Trends for individual industries show some differences, though nationally the correlation between economic growth and emissions of greenhouse gases seems weak. It is particularly within industries that constribute the most to the greenhouse gas emissions, like the transport industries, the manufacturing industries and the oil and gas production industries, that the challenges of reducing emissions without reducing the production growth are the biggest.
The emission intensity for greenhouse gases for the manufacturing industries fell by 2.6 per cent in 2012, while for the transport sector in total it fell by 2 per cent. The total production (as measured in constant 2005 prices) increased both in the manufacturing and the transport sectors. The greenhouse gas missions fell in the manufacturing industries, while the transport sector saw an increase. The emission intensity for the oil and gas production industry remained stable in 2012.
Continued decrease in emission intensity for the manufacturing industries
Since 1990, emission intensity in Norwegian manufacturing has almost been halved. This is due to a growth in production in some manufacturing industries with relatively small emission intensities, but also due to the fact that industries such as production of metals and petroleum refining, chemicals and pharmaceuticals have improved their emission effectiveness. These industries emit almost three quarters of the total greenhouse gas emissions from manufacturing industries, and have almost one fourth of the total production.

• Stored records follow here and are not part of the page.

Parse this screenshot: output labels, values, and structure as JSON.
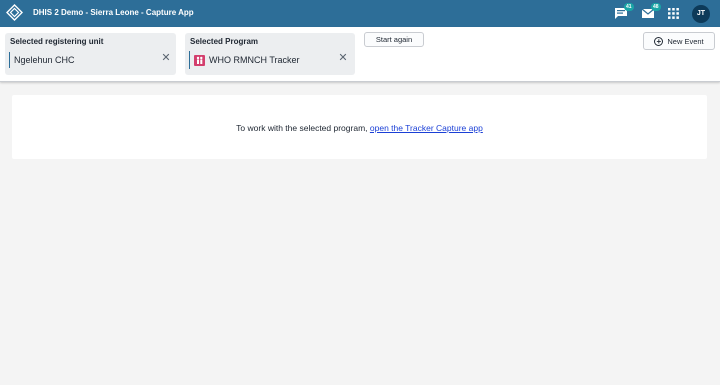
{
  "header": {
    "title": "DHIS 2 Demo - Sierra Leone - Capture App",
    "interpretations_badge": "41",
    "messages_badge": "48",
    "avatar_initials": "JT",
    "bg_color": "#2d6e98"
  },
  "context": {
    "org_unit": {
      "label": "Selected registering unit",
      "value": "Ngelehun CHC"
    },
    "program": {
      "label": "Selected Program",
      "value": "WHO RMNCH Tracker",
      "icon_color": "#d33e6d"
    },
    "start_again_label": "Start again",
    "new_event_label": "New Event"
  },
  "main": {
    "message": "To work with the selected program,",
    "link_text": "open the Tracker Capture app"
  },
  "icons": {
    "logo": "dhis2-logo-icon",
    "interpretations": "chat-bubble-icon",
    "messages": "envelope-icon",
    "apps": "apps-grid-icon",
    "clear": "close-icon",
    "add": "plus-circle-icon"
  }
}
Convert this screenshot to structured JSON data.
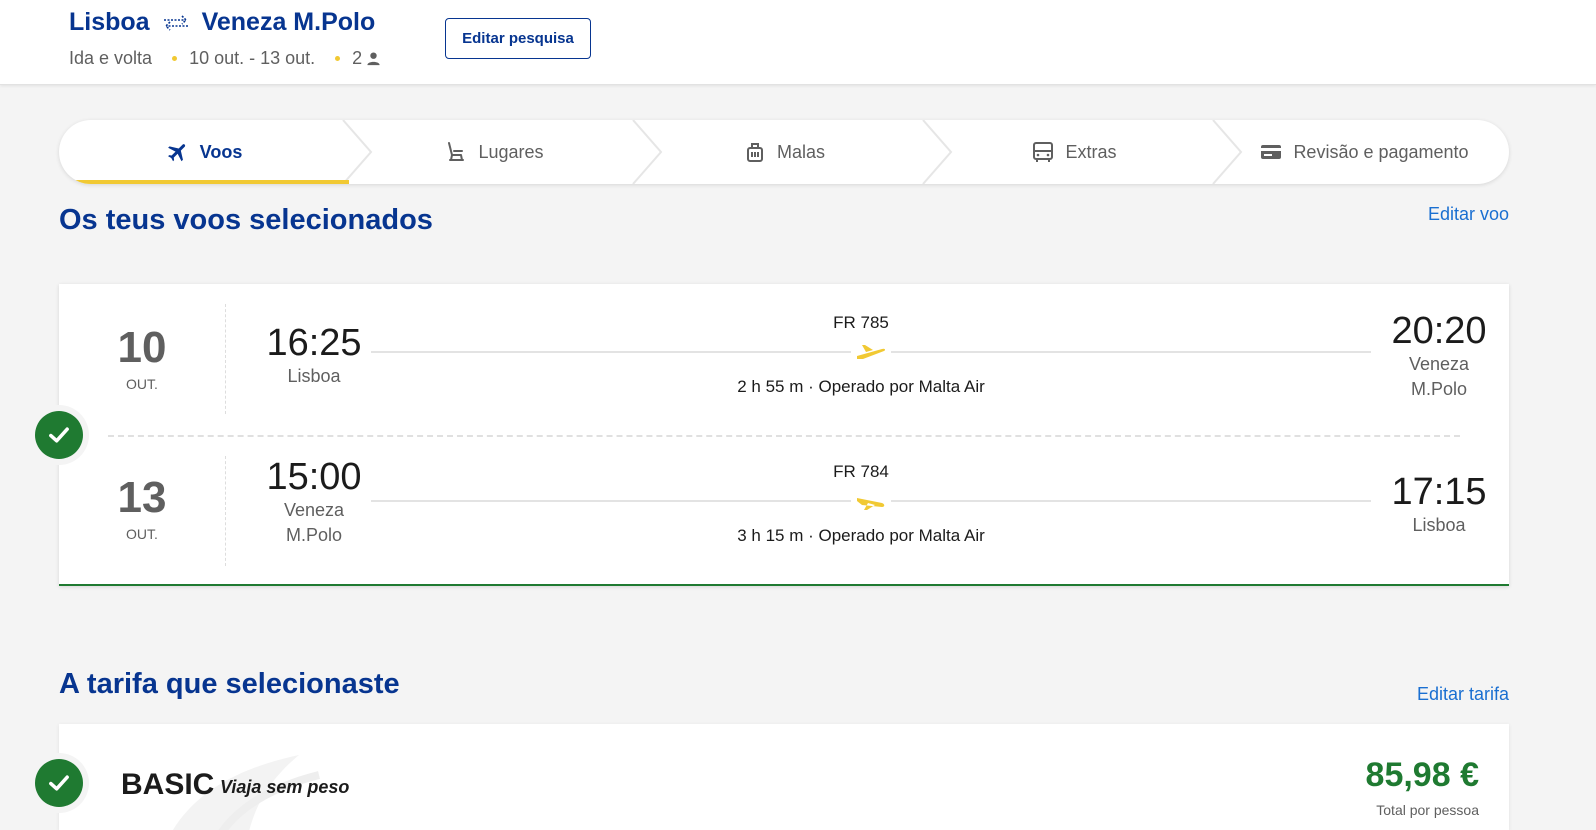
{
  "header": {
    "origin": "Lisboa",
    "destination": "Veneza M.Polo",
    "trip_type": "Ida e volta",
    "dates": "10 out. - 13 out.",
    "passengers": "2",
    "edit_search_label": "Editar pesquisa"
  },
  "stepper": {
    "steps": [
      {
        "label": "Voos",
        "icon": "plane-icon",
        "active": true
      },
      {
        "label": "Lugares",
        "icon": "seat-icon",
        "active": false
      },
      {
        "label": "Malas",
        "icon": "luggage-icon",
        "active": false
      },
      {
        "label": "Extras",
        "icon": "bus-icon",
        "active": false
      },
      {
        "label": "Revisão e pagamento",
        "icon": "credit-card-icon",
        "active": false
      }
    ]
  },
  "flights_section": {
    "title": "Os teus voos selecionados",
    "edit_label": "Editar voo",
    "legs": [
      {
        "day": "10",
        "month": "OUT.",
        "dep_time": "16:25",
        "dep_city": "Lisboa",
        "flight_number": "FR 785",
        "duration_info": "2 h 55 m · Operado por Malta Air",
        "arr_time": "20:20",
        "arr_city": "Veneza M.Polo"
      },
      {
        "day": "13",
        "month": "OUT.",
        "dep_time": "15:00",
        "dep_city": "Veneza M.Polo",
        "flight_number": "FR 784",
        "duration_info": "3 h 15 m · Operado por Malta Air",
        "arr_time": "17:15",
        "arr_city": "Lisboa"
      }
    ]
  },
  "fare_section": {
    "title": "A tarifa que selecionaste",
    "edit_label": "Editar tarifa",
    "fare_name": "BASIC",
    "fare_tagline": "Viaja sem peso",
    "price": "85,98 €",
    "price_note": "Total por pessoa"
  },
  "colors": {
    "brand_blue": "#073590",
    "accent_yellow": "#f1c933",
    "success_green": "#1f7a31",
    "link_blue": "#1a6fd1"
  }
}
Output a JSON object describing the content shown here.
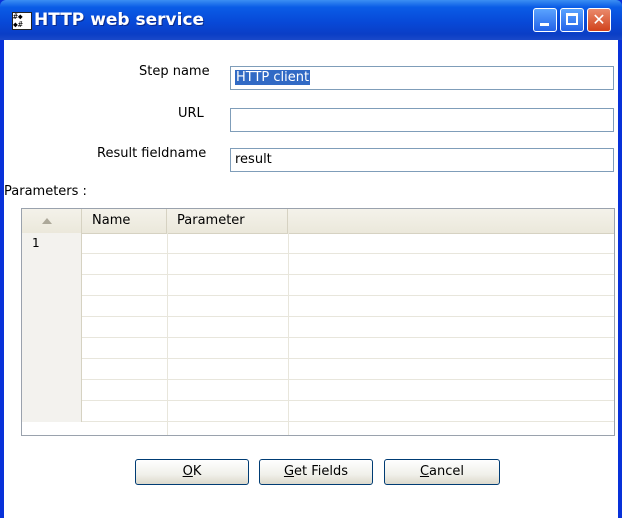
{
  "window": {
    "title": "HTTP web service",
    "buttons": {
      "minimize": "minimize-icon",
      "maximize": "maximize-icon",
      "close": "close-icon"
    }
  },
  "form": {
    "step_name_label": "Step name",
    "step_name_value": "HTTP client",
    "url_label": "URL",
    "url_value": "",
    "result_label": "Result fieldname",
    "result_value": "result",
    "parameters_label": "Parameters :"
  },
  "table": {
    "columns": [
      "Name",
      "Parameter"
    ],
    "rows": [
      {
        "num": "1",
        "name": "",
        "parameter": ""
      }
    ],
    "empty_rows": 9
  },
  "buttons": {
    "ok_accel": "O",
    "ok_rest": "K",
    "getfields_accel": "G",
    "getfields_rest": "et Fields",
    "cancel_accel": "C",
    "cancel_rest": "ancel"
  },
  "colors": {
    "titlebar": "#0a5ce6",
    "selection": "#316ac5",
    "close": "#d1421c"
  }
}
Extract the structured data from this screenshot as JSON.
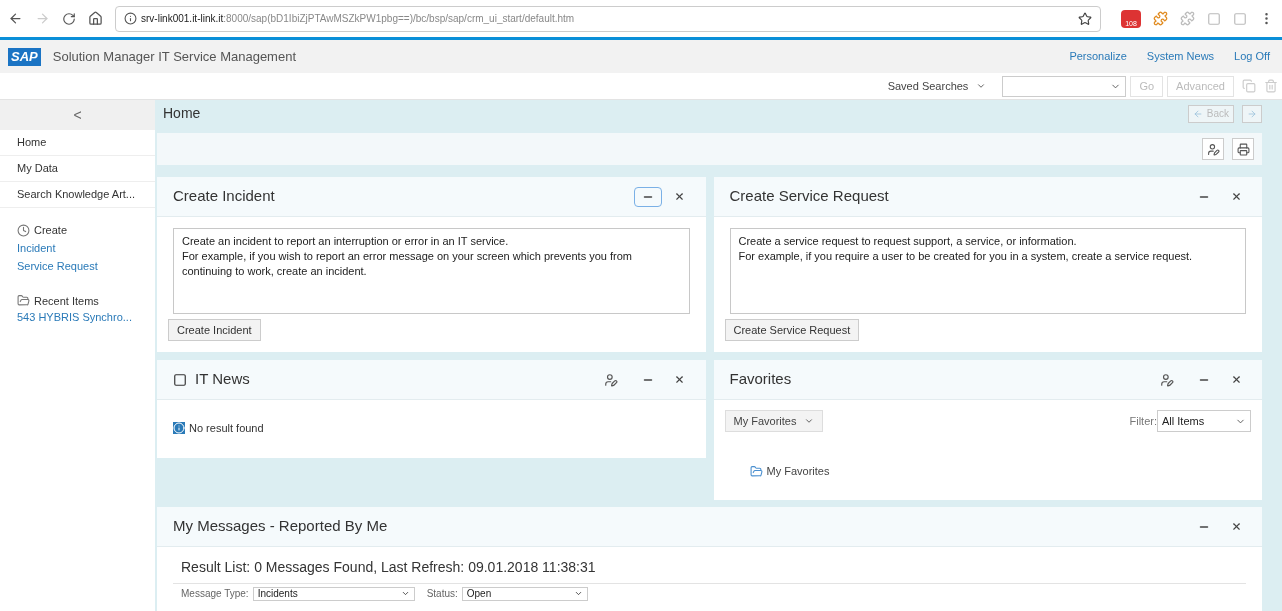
{
  "browser": {
    "url_host": "srv-link001.it-link.it",
    "url_rest": ":8000/sap(bD1IbiZjPTAwMSZkPW1pbg==)/bc/bsp/sap/crm_ui_start/default.htm",
    "mail_badge": "108"
  },
  "header": {
    "title": "Solution Manager IT Service Management",
    "logo": "SAP",
    "links": [
      "Personalize",
      "System News",
      "Log Off"
    ]
  },
  "toolbar": {
    "saved_searches": "Saved Searches",
    "go": "Go",
    "advanced": "Advanced"
  },
  "page": {
    "title": "Home",
    "back": "Back"
  },
  "sidebar": {
    "collapse": "<",
    "items": [
      {
        "label": "Home",
        "selected": false
      },
      {
        "label": "My Data",
        "selected": false
      },
      {
        "label": "Search Knowledge Art...",
        "selected": false
      }
    ],
    "create": {
      "label": "Create",
      "links": [
        "Incident",
        "Service Request"
      ]
    },
    "recent": {
      "label": "Recent Items",
      "links": [
        "543 HYBRIS Synchro..."
      ]
    }
  },
  "create_incident": {
    "title": "Create Incident",
    "description": "Create an incident to report an interruption or error in an IT service.\nFor example, if you wish to report an error message on your screen which prevents you from continuing to work, create an incident.",
    "button": "Create Incident",
    "minimize_focused": true
  },
  "create_request": {
    "title": "Create Service Request",
    "description": "Create a service request to request support, a service, or information.\nFor example, if you require a user to be created for you in a system, create a service request.",
    "button": "Create Service Request",
    "minimize_focused": false
  },
  "it_news": {
    "title": "IT News",
    "message": "No result found",
    "minimize_focused": false
  },
  "favorites": {
    "title": "Favorites",
    "menu": "My Favorites",
    "filter_label": "Filter:",
    "filter_value": "All Items",
    "folder": "My Favorites",
    "minimize_focused": false
  },
  "messages": {
    "title": "My Messages - Reported By Me",
    "result": "Result List: 0 Messages Found, Last Refresh: 09.01.2018 11:38:31",
    "filters": [
      {
        "label": "Message Type:",
        "value": "Incidents"
      },
      {
        "label": "Status:",
        "value": "Open"
      }
    ],
    "minimize_focused": false
  }
}
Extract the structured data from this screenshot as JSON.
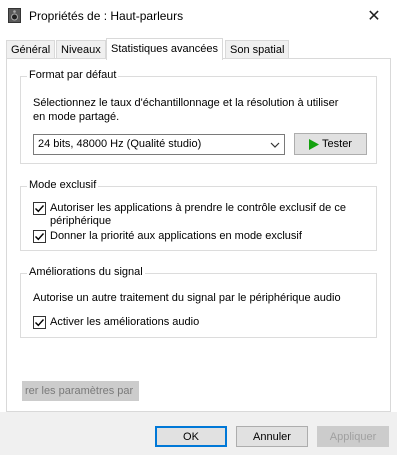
{
  "window": {
    "title": "Propriétés de : Haut-parleurs",
    "icon": "speaker-icon",
    "close_glyph": "✕"
  },
  "tabs": [
    {
      "label": "Général",
      "active": false
    },
    {
      "label": "Niveaux",
      "active": false
    },
    {
      "label": "Statistiques avancées",
      "active": true
    },
    {
      "label": "Son spatial",
      "active": false
    }
  ],
  "default_format": {
    "title": "Format par défaut",
    "description_line1": "Sélectionnez le taux d'échantillonnage et la résolution à utiliser",
    "description_line2": "en mode partagé.",
    "selected_value": "24 bits, 48000 Hz (Qualité studio)",
    "test_button": "Tester",
    "accent_color": "#13a10e"
  },
  "exclusive_mode": {
    "title": "Mode exclusif",
    "option1_line1": "Autoriser les applications à prendre le contrôle exclusif de ce",
    "option1_line2": "périphérique",
    "option1_checked": true,
    "option2": "Donner la priorité aux applications en mode exclusif",
    "option2_checked": true
  },
  "signal_enhancements": {
    "title": "Améliorations du signal",
    "description": "Autorise un autre traitement du signal par le périphérique audio",
    "option": "Activer les améliorations audio",
    "option_checked": true
  },
  "restore_button": "rer les paramètres par",
  "footer": {
    "ok": "OK",
    "cancel": "Annuler",
    "apply": "Appliquer",
    "primary_color": "#0078d7"
  }
}
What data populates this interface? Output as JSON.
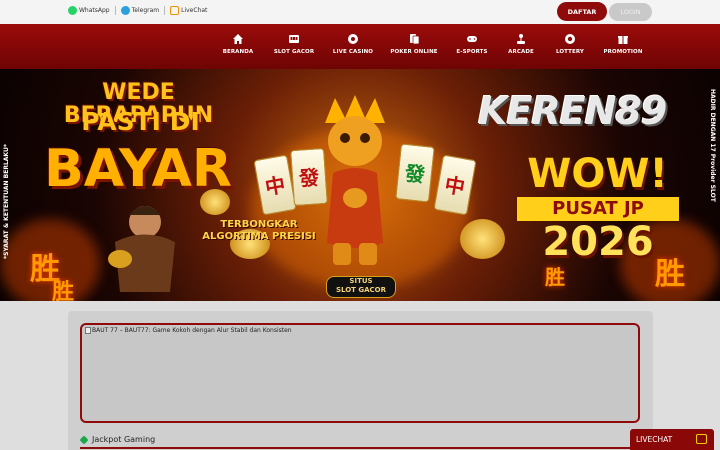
{
  "topbar": {
    "contacts": [
      {
        "label": "WhatsApp",
        "icon": "whatsapp-icon"
      },
      {
        "label": "Telegram",
        "icon": "telegram-icon"
      },
      {
        "label": "LiveChat",
        "icon": "livechat-icon"
      }
    ],
    "register_label": "DAFTAR",
    "login_label": "LOGIN"
  },
  "nav": {
    "items": [
      {
        "label": "BERANDA",
        "icon": "home-icon"
      },
      {
        "label": "SLOT GACOR",
        "icon": "slot-machine-icon"
      },
      {
        "label": "LIVE CASINO",
        "icon": "roulette-icon"
      },
      {
        "label": "POKER ONLINE",
        "icon": "cards-icon"
      },
      {
        "label": "E-SPORTS",
        "icon": "gamepad-icon"
      },
      {
        "label": "ARCADE",
        "icon": "joystick-icon"
      },
      {
        "label": "LOTTERY",
        "icon": "lottery-ball-icon"
      },
      {
        "label": "PROMOTION",
        "icon": "gift-icon"
      }
    ]
  },
  "banner": {
    "headline_1": "WEDE BERAPAPUN",
    "headline_2": "PASTI DI",
    "headline_3": "BAYAR",
    "brand": "KEREN89",
    "wow": "WOW!",
    "pusat": "PUSAT JP",
    "year": "2026",
    "strip_1": "TERBONGKAR",
    "strip_2": "ALGORTIMA PRESISI",
    "situs_1": "SITUS",
    "situs_2": "SLOT GACOR",
    "side_left": "*SYARAT & KETENTUAN BERLAKU*",
    "side_right": "HADIR DENGAN 17 Provider SLOT",
    "tile_chars": [
      "中",
      "發",
      "發",
      "中"
    ],
    "sheng": "胜"
  },
  "content": {
    "image_alt": "BAUT 77 – BAUT77: Game Kokoh dengan Alur Stabil dan Konsisten",
    "section_title": "Jackpot Gaming"
  },
  "livechat": {
    "label": "LIVECHAT"
  },
  "colors": {
    "primary": "#8f0b0b",
    "accent": "#ffc21a",
    "background": "#dedede"
  }
}
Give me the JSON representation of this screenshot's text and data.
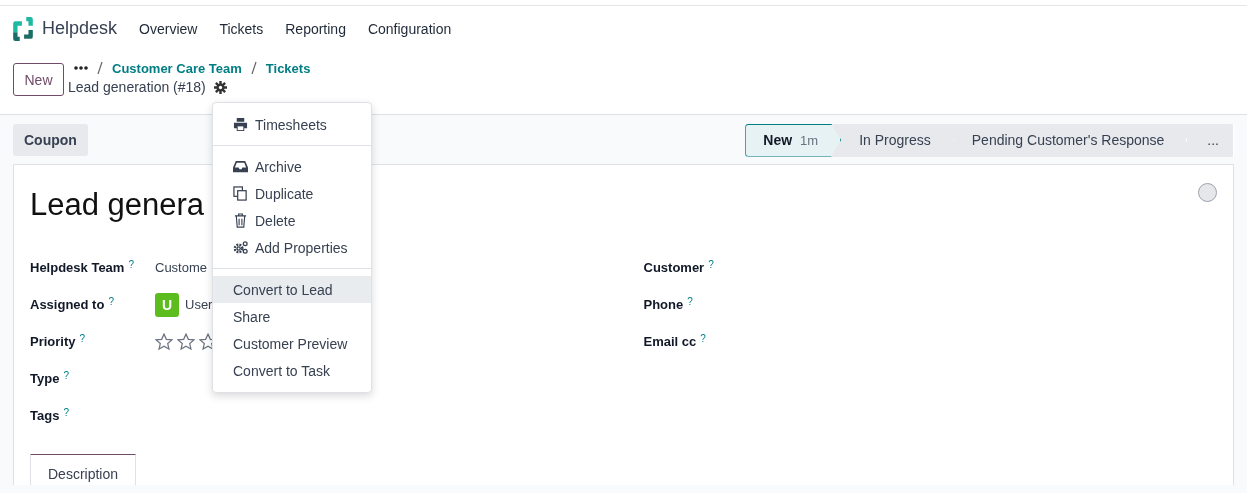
{
  "navbar": {
    "app_name": "Helpdesk",
    "menu": [
      "Overview",
      "Tickets",
      "Reporting",
      "Configuration"
    ]
  },
  "control_panel": {
    "new_button": "New",
    "breadcrumbs": [
      "Customer Care Team",
      "Tickets"
    ],
    "record_title": "Lead generation (#18)"
  },
  "action_menu": {
    "groups": [
      [
        {
          "label": "Timesheets",
          "kind": "printer",
          "selected": false
        }
      ],
      [
        {
          "label": "Archive",
          "kind": "inbox",
          "selected": false
        },
        {
          "label": "Duplicate",
          "kind": "copy",
          "selected": false
        },
        {
          "label": "Delete",
          "kind": "trash",
          "selected": false
        },
        {
          "label": "Add Properties",
          "kind": "gears",
          "selected": false
        }
      ],
      [
        {
          "label": "Convert to Lead",
          "kind": "plain",
          "selected": true
        },
        {
          "label": "Share",
          "kind": "plain",
          "selected": false
        },
        {
          "label": "Customer Preview",
          "kind": "plain",
          "selected": false
        },
        {
          "label": "Convert to Task",
          "kind": "plain",
          "selected": false
        }
      ]
    ]
  },
  "button_box": {
    "buttons": [
      "Coupon"
    ]
  },
  "status_bar": {
    "stages": [
      {
        "label": "New",
        "duration": "1m",
        "selected": true
      },
      {
        "label": "In Progress",
        "selected": false
      },
      {
        "label": "Pending Customer's Response",
        "selected": false
      }
    ],
    "more": "..."
  },
  "form": {
    "title": "Lead genera",
    "left_fields": [
      {
        "label": "Helpdesk Team",
        "help": "?",
        "kind": "text",
        "value": "Custome"
      },
      {
        "label": "Assigned to",
        "help": "?",
        "kind": "user",
        "avatar": "U",
        "value": "User"
      },
      {
        "label": "Priority",
        "help": "?",
        "kind": "stars",
        "stars": 0
      },
      {
        "label": "Type",
        "help": "?",
        "kind": "empty"
      },
      {
        "label": "Tags",
        "help": "?",
        "kind": "empty"
      }
    ],
    "right_fields": [
      {
        "label": "Customer",
        "help": "?"
      },
      {
        "label": "Phone",
        "help": "?"
      },
      {
        "label": "Email cc",
        "help": "?"
      }
    ],
    "tabs": [
      {
        "label": "Description",
        "selected": true
      }
    ]
  }
}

In 2012 the improvement in the overall emission intensity of the manufacturing industry was mainly due to the development in the pulp and paper industries (several establishments closed down) and the production of metals (decrease in emission of PFCs) where the decrease in the emission of greenhouse gases was higher than the decrease in production. In 2012 the emission intensity in the petroleum refining, chemicals and pharmaceuticals increased, and halted the overall decrease in the emission intensity for the total manufacturing industries.
Emission intensity up for land and air transport
For the transport industries, the picture is complex. Emission intensity for the transport sector as a whole fell by 2 per cent in 2012 due to the development in inland maritime and coastal transport.
The estimations of the emission from maritime transport are uncertain, particularly the estimations based on the preliminary national accounts’ figures. Looking at the overall emission intensity excluding maritime transport, there was a decrease of 3.5 per cent in 2011. The emission intensity trend, dating back to 1990 is more or less the same with or without maritime ocean transport.
Unchanged emission intensity in oil and gas
Emission intensity for the production of oil and gas extraction has seemingly not shown any improvement since 1990, although there were large variations between the different fields. In 2012, the emission intensity in the oil and gas industry is almost unchanged compared to the previous year since both production and emissions increased with approximately the same magnitude.
The increase in production in the oil and gas industry was attributed to the growth in production of natural gas and primarily due to the commencement of three new gas fields. A continued decline in oil production slowed the growth in total production for the oil and gas industry, resulting in a total increase (at constant prices) at 0.5 per cent. The greenhouse gas emissions in this industry increased in 2012 by 0.6 per cent after a decline in emissions in 2011.